§ **SOURCE RECORDS**:
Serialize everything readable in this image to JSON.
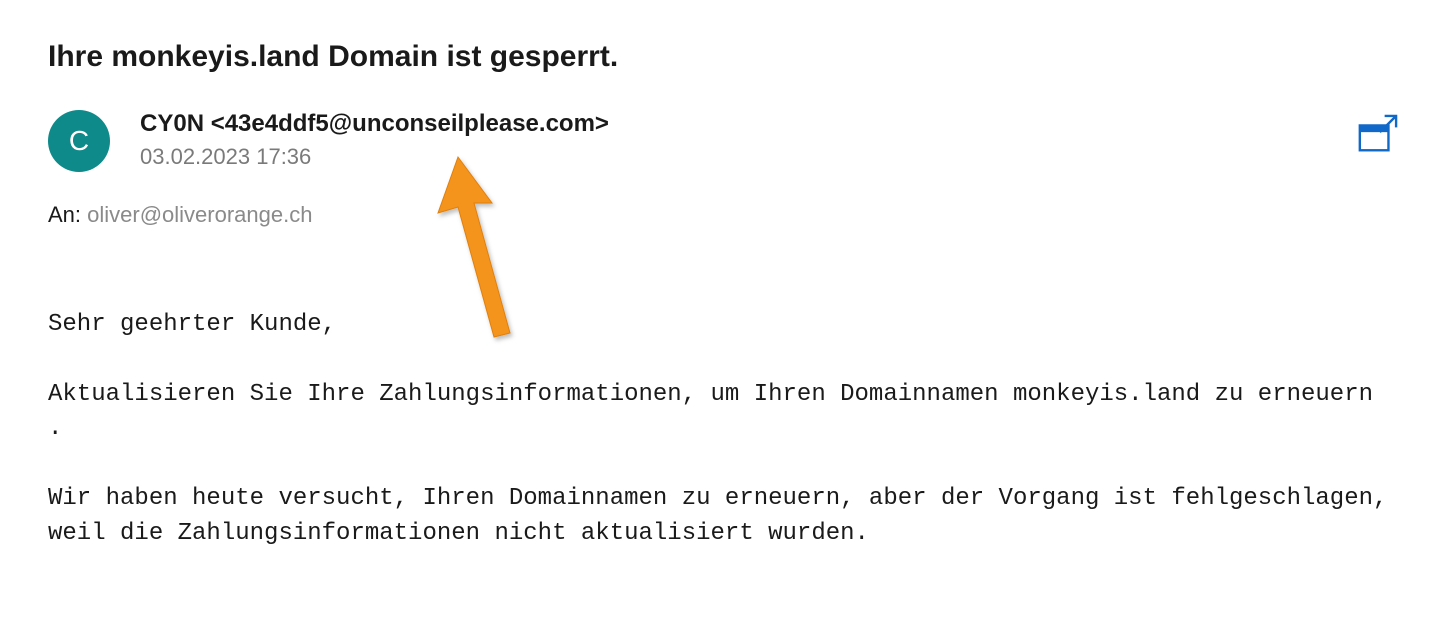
{
  "email": {
    "subject": "Ihre monkeyis.land Domain ist gesperrt.",
    "avatar_initial": "C",
    "sender": "CY0N <43e4ddf5@unconseilplease.com>",
    "timestamp": "03.02.2023 17:36",
    "recipient_label": "An: ",
    "recipient_value": "oliver@oliverorange.ch",
    "body": "Sehr geehrter Kunde,\n\nAktualisieren Sie Ihre Zahlungsinformationen, um Ihren Domainnamen monkeyis.land zu erneuern .\n\nWir haben heute versucht, Ihren Domainnamen zu erneuern, aber der Vorgang ist fehlgeschlagen, weil die Zahlungsinformationen nicht aktualisiert wurden."
  },
  "colors": {
    "avatar_bg": "#0f8a8a",
    "link_blue": "#1068c9",
    "arrow": "#f5941d"
  }
}
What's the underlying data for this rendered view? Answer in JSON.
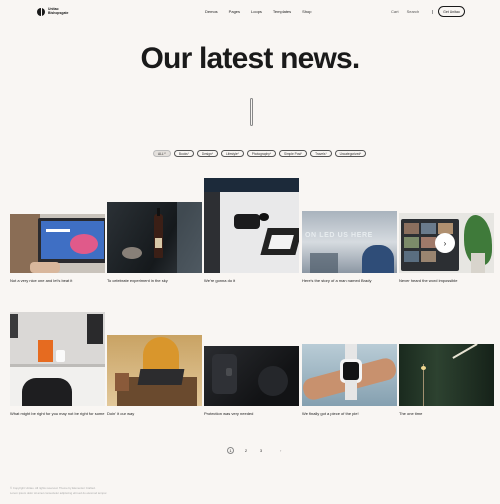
{
  "header": {
    "logo_line1": "Unitao",
    "logo_line2": "Bishopsgate",
    "nav": [
      {
        "label": "Demos",
        "caret": false
      },
      {
        "label": "Pages",
        "caret": true
      },
      {
        "label": "Loops",
        "caret": true
      },
      {
        "label": "Templates",
        "caret": true
      },
      {
        "label": "Shop",
        "caret": true
      }
    ],
    "cart": "Cart",
    "search": "Search",
    "cta": "Get Unitao"
  },
  "hero": {
    "title": "Our latest news."
  },
  "filters": [
    {
      "label": "ALL",
      "count": "17",
      "active": true
    },
    {
      "label": "Books",
      "count": "1",
      "active": false
    },
    {
      "label": "Design",
      "count": "4",
      "active": false
    },
    {
      "label": "Lifestyle",
      "count": "4",
      "active": false
    },
    {
      "label": "Photography",
      "count": "4",
      "active": false
    },
    {
      "label": "Simple Post",
      "count": "1",
      "active": false
    },
    {
      "label": "Travels",
      "count": "1",
      "active": false
    },
    {
      "label": "Uncategorized",
      "count": "4",
      "active": false
    }
  ],
  "posts": [
    {
      "title": "Not a very nice one and let's beat it",
      "image": "laptop-icon"
    },
    {
      "title": "To celebrate experiment in the sky",
      "image": "bottle-icon"
    },
    {
      "title": "We're gonna do it",
      "image": "desk-icon"
    },
    {
      "title": "Here's the story of a man named Brady",
      "image": "typography-icon"
    },
    {
      "title": "Never heard the word impossible",
      "image": "video-call-icon"
    },
    {
      "title": "What might be right for you may not be right for some",
      "image": "office-icon"
    },
    {
      "title": "Doin' it our way",
      "image": "workspace-icon"
    },
    {
      "title": "Protection was very needed",
      "image": "clothing-icon"
    },
    {
      "title": "We finally got a piece of the pie!",
      "image": "watch-icon"
    },
    {
      "title": "The one time",
      "image": "interior-icon"
    }
  ],
  "overlay_text": "ON LED US HERE",
  "pagination": {
    "pages": [
      "1",
      "2",
      "3"
    ],
    "current": "1",
    "next": "›"
  },
  "footer": {
    "line1": "© Copyright Unitao. All rights reserved. Theme by Elementor Crafted.",
    "line2": "Lorem ipsum dolor sit amet consectetur adipiscing elit sed do eiusmod tempor."
  }
}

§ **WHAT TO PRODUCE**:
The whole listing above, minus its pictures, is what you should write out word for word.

§ **RESULT FOR THIS TASK**:
Serialize everything readable in this image to JSON.
{
  "email": {
    "subject": "Ihre monkeyis.land Domain ist gesperrt.",
    "avatar_initial": "C",
    "sender": "CY0N <43e4ddf5@unconseilplease.com>",
    "timestamp": "03.02.2023 17:36",
    "recipient_label": "An: ",
    "recipient_value": "oliver@oliverorange.ch",
    "body": "Sehr geehrter Kunde,\n\nAktualisieren Sie Ihre Zahlungsinformationen, um Ihren Domainnamen monkeyis.land zu erneuern .\n\nWir haben heute versucht, Ihren Domainnamen zu erneuern, aber der Vorgang ist fehlgeschlagen, weil die Zahlungsinformationen nicht aktualisiert wurden."
  },
  "colors": {
    "avatar_bg": "#0f8a8a",
    "link_blue": "#1068c9",
    "arrow": "#f5941d"
  }
}
What's the underlying data for this rendered view? Answer in JSON.
{
  "header": {
    "logo_line1": "Unitao",
    "logo_line2": "Bishopsgate",
    "nav": [
      {
        "label": "Demos",
        "caret": false
      },
      {
        "label": "Pages",
        "caret": true
      },
      {
        "label": "Loops",
        "caret": true
      },
      {
        "label": "Templates",
        "caret": true
      },
      {
        "label": "Shop",
        "caret": true
      }
    ],
    "cart": "Cart",
    "search": "Search",
    "cta": "Get Unitao"
  },
  "hero": {
    "title": "Our latest news."
  },
  "filters": [
    {
      "label": "ALL",
      "count": "17",
      "active": true
    },
    {
      "label": "Books",
      "count": "1",
      "active": false
    },
    {
      "label": "Design",
      "count": "4",
      "active": false
    },
    {
      "label": "Lifestyle",
      "count": "4",
      "active": false
    },
    {
      "label": "Photography",
      "count": "4",
      "active": false
    },
    {
      "label": "Simple Post",
      "count": "1",
      "active": false
    },
    {
      "label": "Travels",
      "count": "1",
      "active": false
    },
    {
      "label": "Uncategorized",
      "count": "4",
      "active": false
    }
  ],
  "posts": [
    {
      "title": "Not a very nice one and let's beat it",
      "image": "laptop-icon"
    },
    {
      "title": "To celebrate experiment in the sky",
      "image": "bottle-icon"
    },
    {
      "title": "We're gonna do it",
      "image": "desk-icon"
    },
    {
      "title": "Here's the story of a man named Brady",
      "image": "typography-icon"
    },
    {
      "title": "Never heard the word impossible",
      "image": "video-call-icon"
    },
    {
      "title": "What might be right for you may not be right for some",
      "image": "office-icon"
    },
    {
      "title": "Doin' it our way",
      "image": "workspace-icon"
    },
    {
      "title": "Protection was very needed",
      "image": "clothing-icon"
    },
    {
      "title": "We finally got a piece of the pie!",
      "image": "watch-icon"
    },
    {
      "title": "The one time",
      "image": "interior-icon"
    }
  ],
  "overlay_text": "ON LED US HERE",
  "pagination": {
    "pages": [
      "1",
      "2",
      "3"
    ],
    "current": "1",
    "next": "›"
  },
  "footer": {
    "line1": "© Copyright Unitao. All rights reserved. Theme by Elementor Crafted.",
    "line2": "Lorem ipsum dolor sit amet consectetur adipiscing elit sed do eiusmod tempor."
  }
}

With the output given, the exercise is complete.